Choline, often also called vitamin J, is a molecule similar to the B vitamins that intervenes as a coenzyme in numerous metabolic reactions.
Choline is used to control blood cholesterol levels and to protect liver health.
It also seems to be particularly important for the proper functioning of the nervous system, so much so that it is recommended in case of depression, memory loss, Alzheimer's and other forms of dementia, Hungtington's chorea, Tourette syndrome, cerebellar ataxia, bipolar disorder, some forms of seizures and schizophrenia.
According to British nutritionist Emma Derbyshire, a strictly vegan diet is likely to cause us to take too little choline than we need.
The American Institute of Medicine has recommended a minimum daily intake quantified as 425 mg per day for women and 550 for men, which become 450 and 550 for pregnant or breastfeeding women. In 2016, the European Food Safety Authority published similar daily requirements.
However, surveys in North America, Australia and Europe show that habitual choline intake, on average, is not the recommended one.
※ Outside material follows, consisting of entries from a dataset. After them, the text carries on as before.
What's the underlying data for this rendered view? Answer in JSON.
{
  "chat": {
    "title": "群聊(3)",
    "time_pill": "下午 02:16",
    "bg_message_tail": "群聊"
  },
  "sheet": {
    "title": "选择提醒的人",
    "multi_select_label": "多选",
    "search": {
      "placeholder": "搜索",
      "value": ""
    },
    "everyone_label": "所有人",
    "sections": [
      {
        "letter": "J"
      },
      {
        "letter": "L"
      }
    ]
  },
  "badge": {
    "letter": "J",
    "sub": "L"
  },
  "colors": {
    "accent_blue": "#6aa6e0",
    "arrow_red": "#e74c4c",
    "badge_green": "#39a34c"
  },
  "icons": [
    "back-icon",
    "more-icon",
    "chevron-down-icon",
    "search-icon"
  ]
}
"This is worrying - highlights Derbyshire - given that current trends seem to be towards the reduction of meat and plant-based diets". The expert then focuses in particular on the United Kingdom, explaining that "currently choline is excluded from the food composition databases in the United Kingdom, from the main dietary investigations and from the dietary guidelines". It may be time for the UK government's Independent Scientific Advisory Committee on Nutrition to reverse this, he suggests, particularly in light of growing evidence of the importance of choline for human health.